From April 2017 to August 2018, Jung Kee Mok, BS, and researchers at Hospital for Special Surgery compared return-to-work and return-to-driving times for patients undergoing either a lumbar decompression or fusion procedure. Researchers also analyzed patients for the number of days it took to discontinue narcotic medication. No differences in demographic variables were reported.

According to the abstract, it took the patients who underwent minimally invasive lumbar decompression 14 days to return to driving, 16.5 days to return to work and 7 days to discontinue narcotic use. For the patients who underwent minimally invasive lumbar fusion, it took 16 days to return to driving, 14 days to return to work and 11.5 days to discontinue narcotic use.

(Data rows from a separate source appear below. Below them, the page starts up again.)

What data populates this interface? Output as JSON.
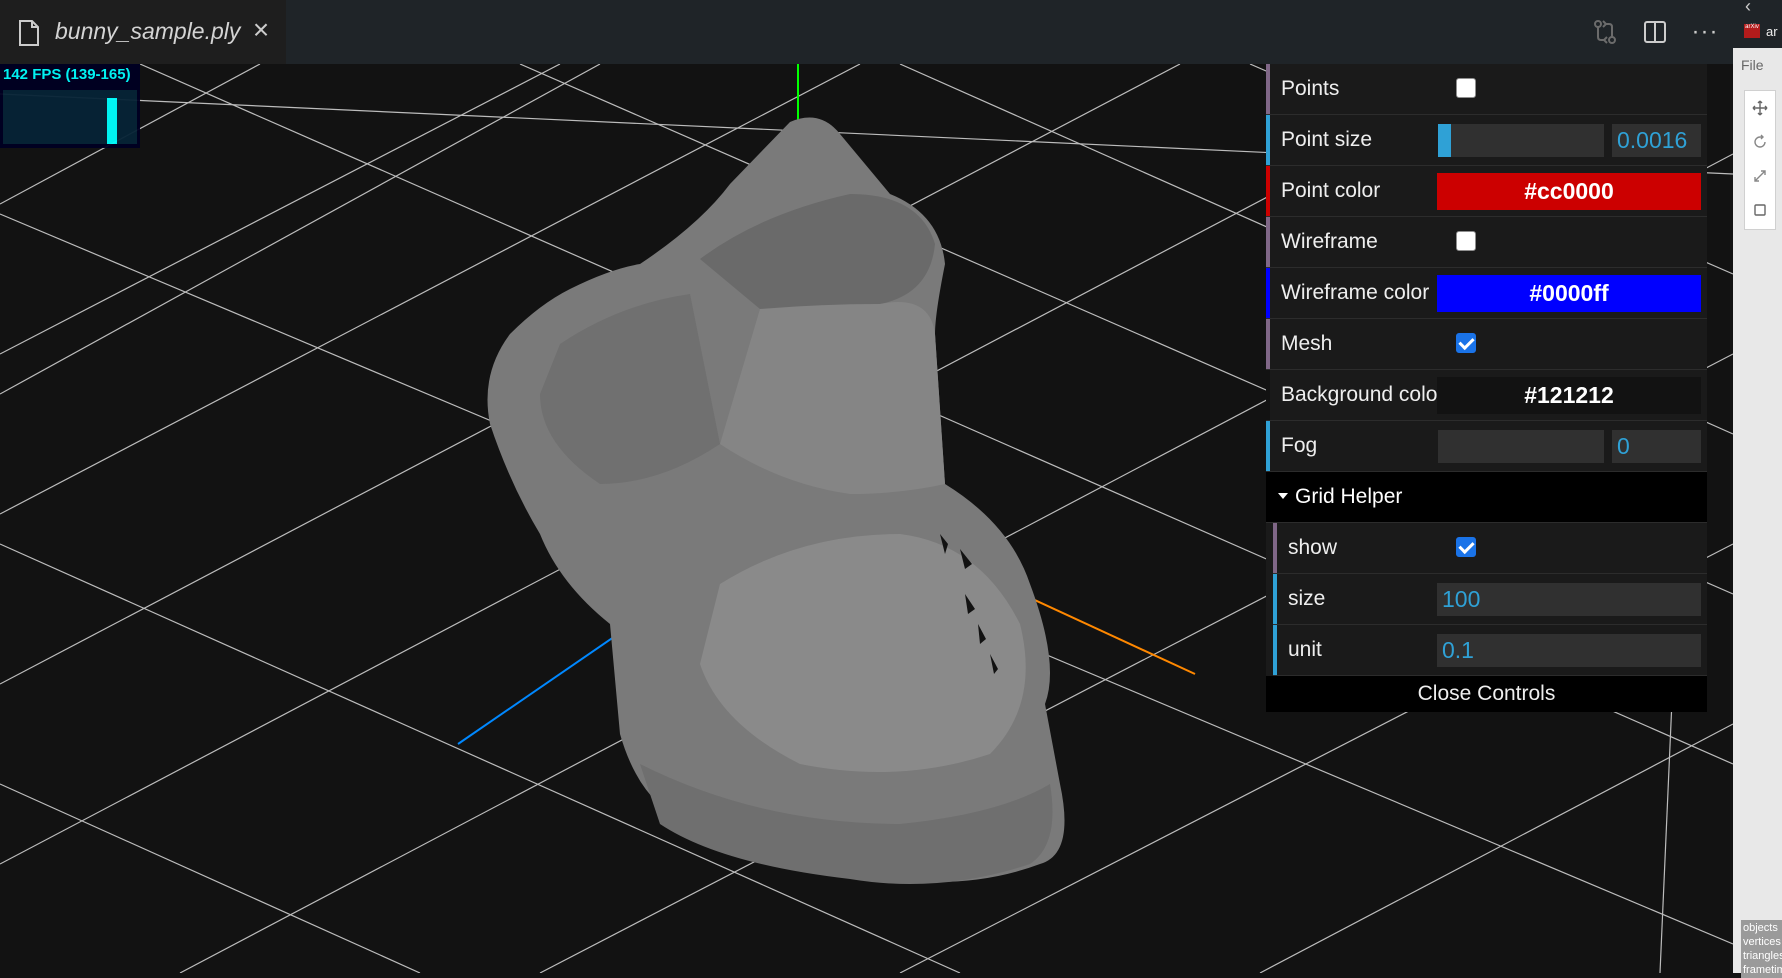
{
  "tab": {
    "title": "bunny_sample.ply",
    "close_icon": "×"
  },
  "tab_actions": [
    {
      "name": "source-control-compare-icon"
    },
    {
      "name": "split-editor-icon"
    },
    {
      "name": "more-actions-icon",
      "glyph": "···"
    }
  ],
  "stats": {
    "fps_text": "142 FPS (139-165)",
    "fps": 142,
    "min": 139,
    "max": 165,
    "color": "#00ffff"
  },
  "gui": {
    "rows": [
      {
        "label": "Points",
        "type": "checkbox",
        "checked": false,
        "accent": "#806787"
      },
      {
        "label": "Point size",
        "type": "slider",
        "value": "0.0016",
        "fill": 0.08,
        "accent": "#2fa1d6"
      },
      {
        "label": "Point color",
        "type": "color",
        "value": "#cc0000",
        "accent": "#cc0000"
      },
      {
        "label": "Wireframe",
        "type": "checkbox",
        "checked": false,
        "accent": "#806787"
      },
      {
        "label": "Wireframe color",
        "type": "color",
        "value": "#0000ff",
        "accent": "#0000ff"
      },
      {
        "label": "Mesh",
        "type": "checkbox",
        "checked": true,
        "accent": "#806787"
      },
      {
        "label": "Background color",
        "type": "color",
        "value": "#121212",
        "accent": "#121212"
      },
      {
        "label": "Fog",
        "type": "slider",
        "value": "0",
        "fill": 0,
        "accent": "#2fa1d6"
      }
    ],
    "folder": {
      "title": "Grid Helper",
      "rows": [
        {
          "label": "show",
          "type": "checkbox",
          "checked": true,
          "accent": "#806787"
        },
        {
          "label": "size",
          "type": "number",
          "value": "100",
          "accent": "#2fa1d6"
        },
        {
          "label": "unit",
          "type": "number",
          "value": "0.1",
          "accent": "#2fa1d6"
        }
      ]
    },
    "close_label": "Close Controls"
  },
  "scene": {
    "background": "#121212",
    "grid_color": "#d0d0d0",
    "mesh_color": "#7a7a7a",
    "axis_x_color": "#ff8800",
    "axis_y_color": "#00ff00",
    "axis_z_color": "#0088ff"
  },
  "sidebar": {
    "logo_text": "arXiv",
    "ar_text": "ar",
    "file_label": "File",
    "tools": [
      "move-icon",
      "rotate-icon",
      "scale-icon",
      "select-box-icon"
    ],
    "info_lines": [
      "objects",
      "vertices",
      "triangles",
      "frametime"
    ]
  }
}
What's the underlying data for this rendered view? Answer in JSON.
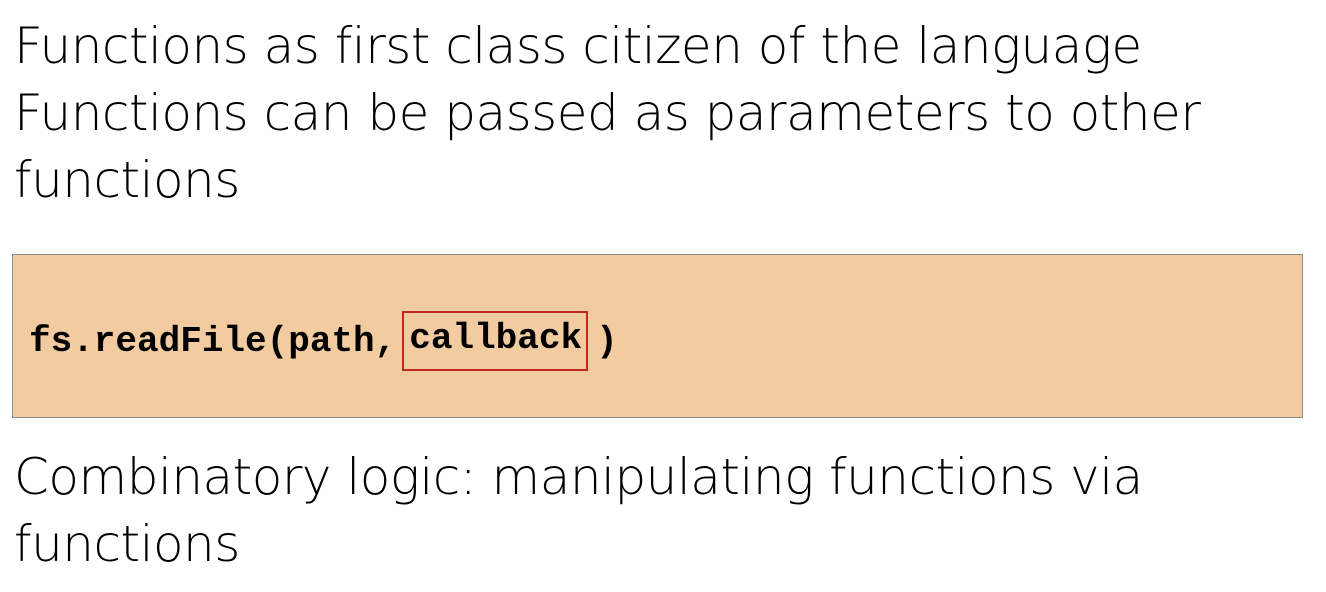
{
  "slide": {
    "line1": "Functions as first class citizen of the language",
    "line2": "Functions can be passed as parameters to other",
    "line2b": "functions",
    "line3": "Combinatory logic: manipulating functions via",
    "line3b": "functions"
  },
  "code": {
    "prefix": "fs.readFile(path,",
    "highlighted": "callback",
    "suffix": ")",
    "background_color": "#f2cba1",
    "highlight_color": "#c0281e"
  }
}
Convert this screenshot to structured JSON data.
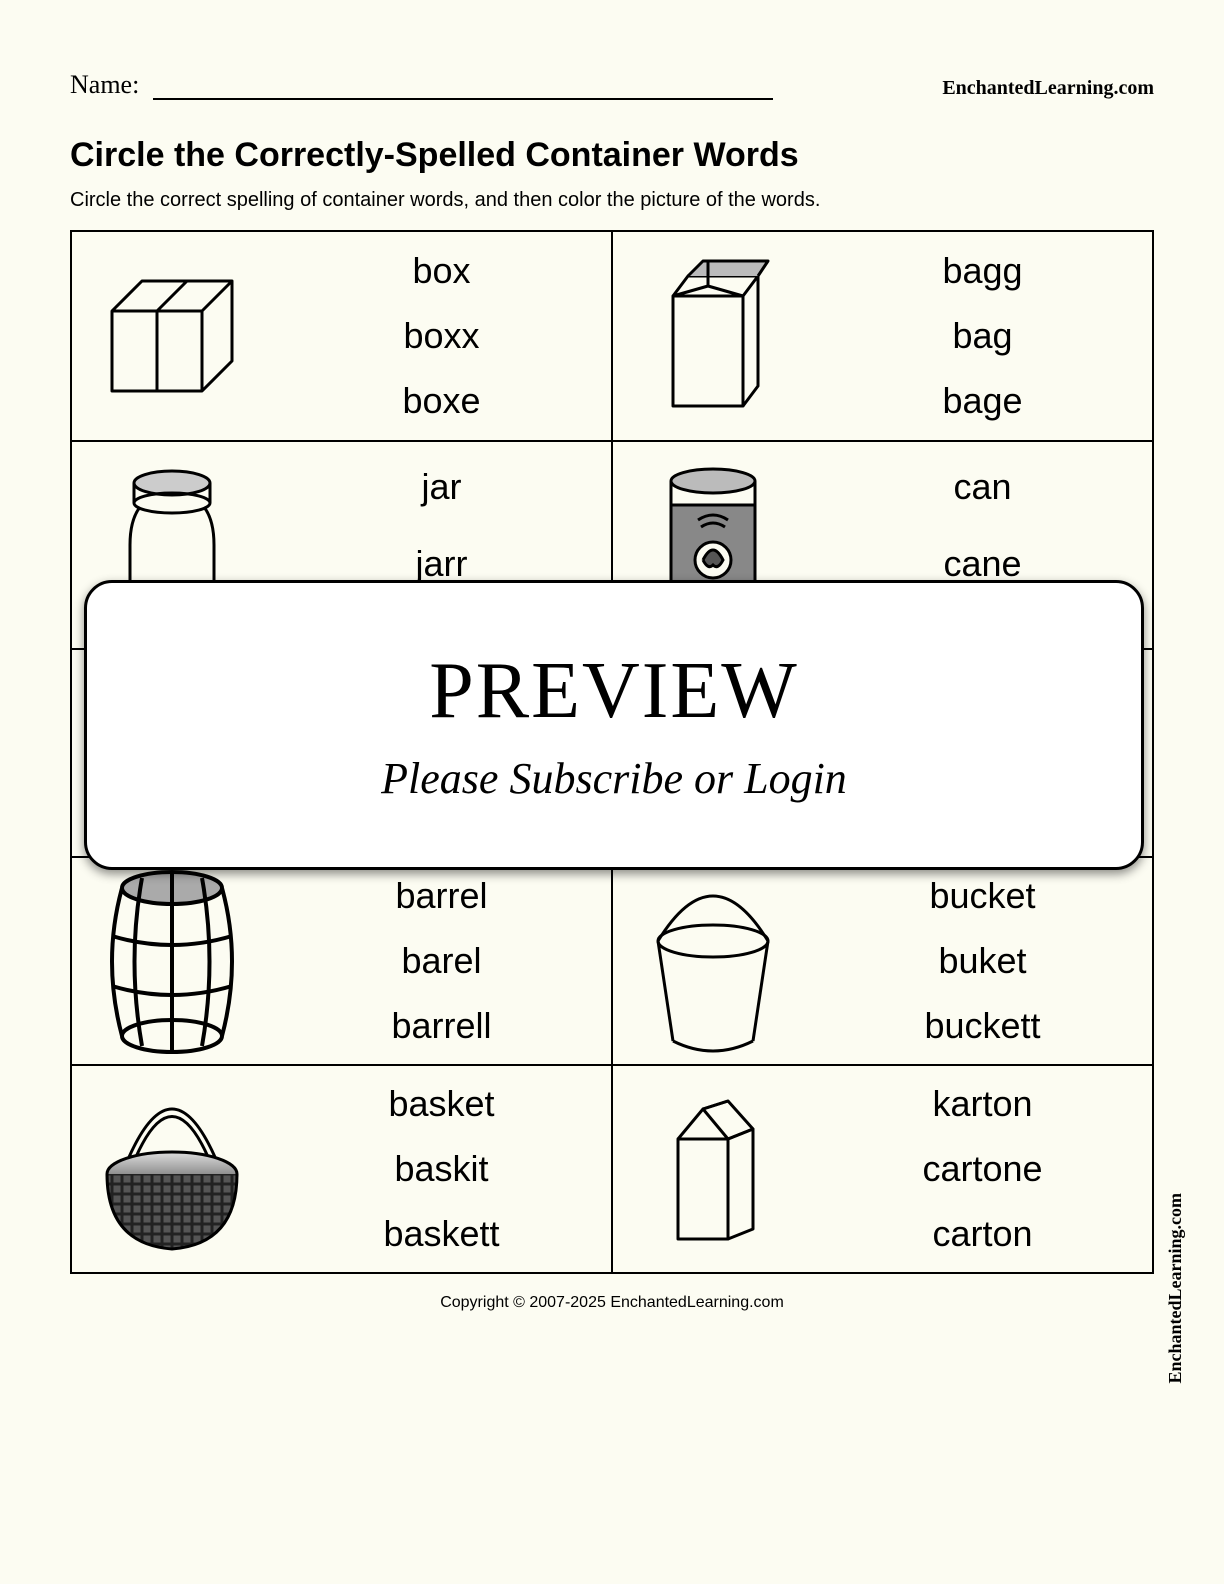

“Furthermore, for all three measures, there were no statistically significant differences in the median number of days to return to the activity, distributions of values or the percentages of patients returning to the activity/discontinuing narcotic medication at various timepoints,” the researchers wrote in the abstract. “Our study is the first to show that patients undergoing single-level minimally invasive lumbar decompression or fusion procedures can expect to return to work and driving between 2 and 3 weeks after surgery and discontinue narcotic medications between 1 and 2 weeks after surgery,” they concluded.